-- DATA FOR THIS EXERCISE follows --
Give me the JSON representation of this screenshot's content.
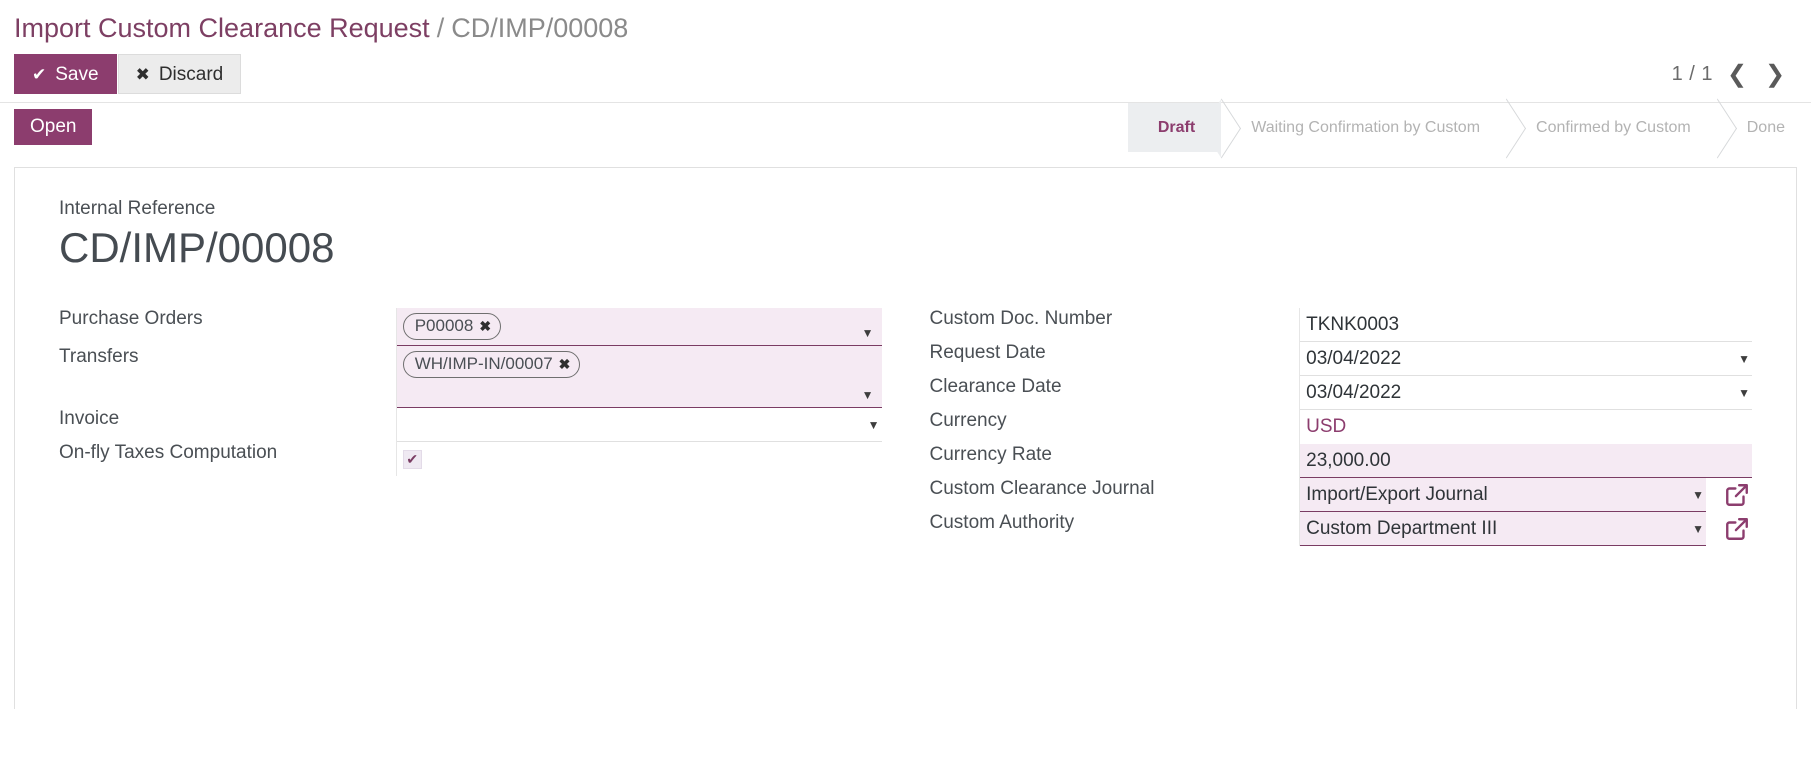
{
  "breadcrumb": {
    "root": "Import Custom Clearance Request",
    "separator": "/",
    "current": "CD/IMP/00008"
  },
  "toolbar": {
    "save_label": "Save",
    "save_icon": "check-icon",
    "discard_label": "Discard",
    "discard_icon": "times-icon"
  },
  "pager": {
    "count": "1 / 1",
    "prev_icon": "chevron-left-icon",
    "next_icon": "chevron-right-icon"
  },
  "statusbar": {
    "open_button": "Open",
    "steps": [
      {
        "label": "Draft",
        "active": true
      },
      {
        "label": "Waiting Confirmation by Custom",
        "active": false
      },
      {
        "label": "Confirmed by Custom",
        "active": false
      },
      {
        "label": "Done",
        "active": false
      }
    ]
  },
  "title": {
    "label": "Internal Reference",
    "value": "CD/IMP/00008"
  },
  "left_column": {
    "purchase_orders": {
      "label": "Purchase Orders",
      "tags": [
        "P00008"
      ],
      "tag_remove_icon": "times-icon",
      "caret_icon": "caret-down-icon"
    },
    "transfers": {
      "label": "Transfers",
      "tags": [
        "WH/IMP-IN/00007"
      ],
      "tag_remove_icon": "times-icon",
      "caret_icon": "caret-down-icon"
    },
    "invoice": {
      "label": "Invoice",
      "value": "",
      "caret_icon": "caret-down-icon"
    },
    "onfly_taxes": {
      "label": "On-fly Taxes Computation",
      "checked": true,
      "check_icon": "check-icon"
    }
  },
  "right_column": {
    "custom_doc_number": {
      "label": "Custom Doc. Number",
      "value": "TKNK0003"
    },
    "request_date": {
      "label": "Request Date",
      "value": "03/04/2022",
      "caret_icon": "caret-down-icon"
    },
    "clearance_date": {
      "label": "Clearance Date",
      "value": "03/04/2022",
      "caret_icon": "caret-down-icon"
    },
    "currency": {
      "label": "Currency",
      "value": "USD"
    },
    "currency_rate": {
      "label": "Currency Rate",
      "value": "23,000.00"
    },
    "custom_clearance_journal": {
      "label": "Custom Clearance Journal",
      "value": "Import/Export Journal",
      "caret_icon": "caret-down-icon",
      "link_icon": "external-link-icon"
    },
    "custom_authority": {
      "label": "Custom Authority",
      "value": "Custom Department III",
      "caret_icon": "caret-down-icon",
      "link_icon": "external-link-icon"
    }
  },
  "colors": {
    "brand_purple": "#8c3d6e",
    "field_pink": "#f5eaf3",
    "field_underline": "#7a3c63",
    "muted_gray": "#b3b3b3"
  }
}
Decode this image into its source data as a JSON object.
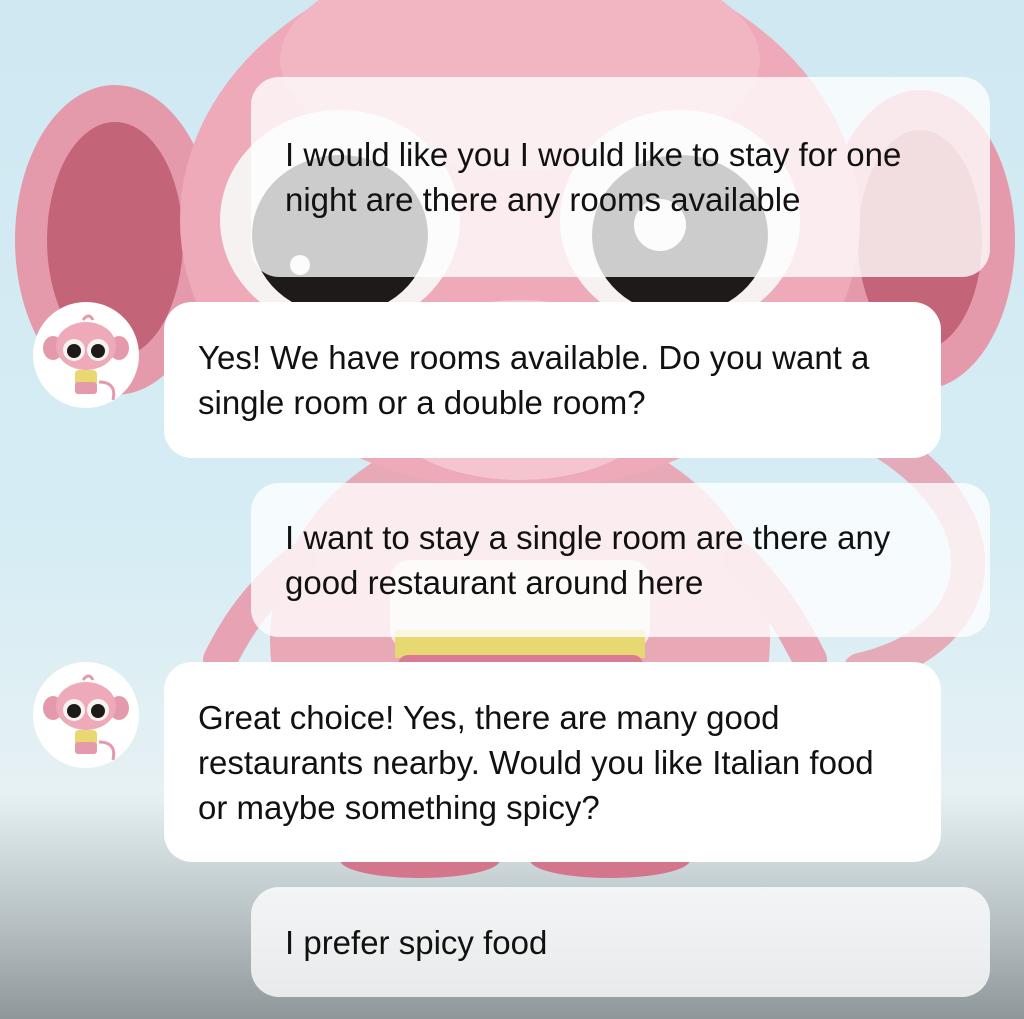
{
  "conversation": {
    "messages": [
      {
        "role": "user",
        "text": "I would like you I would like to stay for one night are there any rooms available"
      },
      {
        "role": "assistant",
        "text": "Yes! We have rooms available. Do you want a single room or a double room?"
      },
      {
        "role": "user",
        "text": "I want to stay a single room are there any good restaurant around here"
      },
      {
        "role": "assistant",
        "text": "Great choice! Yes, there are many good restaurants nearby. Would you like Italian food or maybe something spicy?"
      },
      {
        "role": "user",
        "text": "I prefer spicy food"
      }
    ]
  },
  "colors": {
    "monkey_pink": "#e9a5b4",
    "monkey_dark_pink": "#c96f83",
    "sky": "#cfe8f2",
    "bubble_bot": "#ffffff",
    "bubble_user": "rgba(255,255,255,0.78)"
  },
  "icons": {
    "avatar": "monkey-avatar-icon",
    "background_character": "monkey-character"
  }
}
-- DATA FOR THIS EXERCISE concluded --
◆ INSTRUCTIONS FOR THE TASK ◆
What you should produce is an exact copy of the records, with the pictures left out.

◆ RESPONSE AREA ◆
Give me the JSON representation of this screenshot's content.
{
  "breadcrumb": {
    "root": "Import Custom Clearance Request",
    "separator": "/",
    "current": "CD/IMP/00008"
  },
  "toolbar": {
    "save_label": "Save",
    "save_icon": "check-icon",
    "discard_label": "Discard",
    "discard_icon": "times-icon"
  },
  "pager": {
    "count": "1 / 1",
    "prev_icon": "chevron-left-icon",
    "next_icon": "chevron-right-icon"
  },
  "statusbar": {
    "open_button": "Open",
    "steps": [
      {
        "label": "Draft",
        "active": true
      },
      {
        "label": "Waiting Confirmation by Custom",
        "active": false
      },
      {
        "label": "Confirmed by Custom",
        "active": false
      },
      {
        "label": "Done",
        "active": false
      }
    ]
  },
  "title": {
    "label": "Internal Reference",
    "value": "CD/IMP/00008"
  },
  "left_column": {
    "purchase_orders": {
      "label": "Purchase Orders",
      "tags": [
        "P00008"
      ],
      "tag_remove_icon": "times-icon",
      "caret_icon": "caret-down-icon"
    },
    "transfers": {
      "label": "Transfers",
      "tags": [
        "WH/IMP-IN/00007"
      ],
      "tag_remove_icon": "times-icon",
      "caret_icon": "caret-down-icon"
    },
    "invoice": {
      "label": "Invoice",
      "value": "",
      "caret_icon": "caret-down-icon"
    },
    "onfly_taxes": {
      "label": "On-fly Taxes Computation",
      "checked": true,
      "check_icon": "check-icon"
    }
  },
  "right_column": {
    "custom_doc_number": {
      "label": "Custom Doc. Number",
      "value": "TKNK0003"
    },
    "request_date": {
      "label": "Request Date",
      "value": "03/04/2022",
      "caret_icon": "caret-down-icon"
    },
    "clearance_date": {
      "label": "Clearance Date",
      "value": "03/04/2022",
      "caret_icon": "caret-down-icon"
    },
    "currency": {
      "label": "Currency",
      "value": "USD"
    },
    "currency_rate": {
      "label": "Currency Rate",
      "value": "23,000.00"
    },
    "custom_clearance_journal": {
      "label": "Custom Clearance Journal",
      "value": "Import/Export Journal",
      "caret_icon": "caret-down-icon",
      "link_icon": "external-link-icon"
    },
    "custom_authority": {
      "label": "Custom Authority",
      "value": "Custom Department III",
      "caret_icon": "caret-down-icon",
      "link_icon": "external-link-icon"
    }
  },
  "colors": {
    "brand_purple": "#8c3d6e",
    "field_pink": "#f5eaf3",
    "field_underline": "#7a3c63",
    "muted_gray": "#b3b3b3"
  }
}
Decode this image into its source data as a JSON object.
{
  "conversation": {
    "messages": [
      {
        "role": "user",
        "text": "I would like you I would like to stay for one night are there any rooms available"
      },
      {
        "role": "assistant",
        "text": "Yes! We have rooms available. Do you want a single room or a double room?"
      },
      {
        "role": "user",
        "text": "I want to stay a single room are there any good restaurant around here"
      },
      {
        "role": "assistant",
        "text": "Great choice! Yes, there are many good restaurants nearby. Would you like Italian food or maybe something spicy?"
      },
      {
        "role": "user",
        "text": "I prefer spicy food"
      }
    ]
  },
  "colors": {
    "monkey_pink": "#e9a5b4",
    "monkey_dark_pink": "#c96f83",
    "sky": "#cfe8f2",
    "bubble_bot": "#ffffff",
    "bubble_user": "rgba(255,255,255,0.78)"
  },
  "icons": {
    "avatar": "monkey-avatar-icon",
    "background_character": "monkey-character"
  }
}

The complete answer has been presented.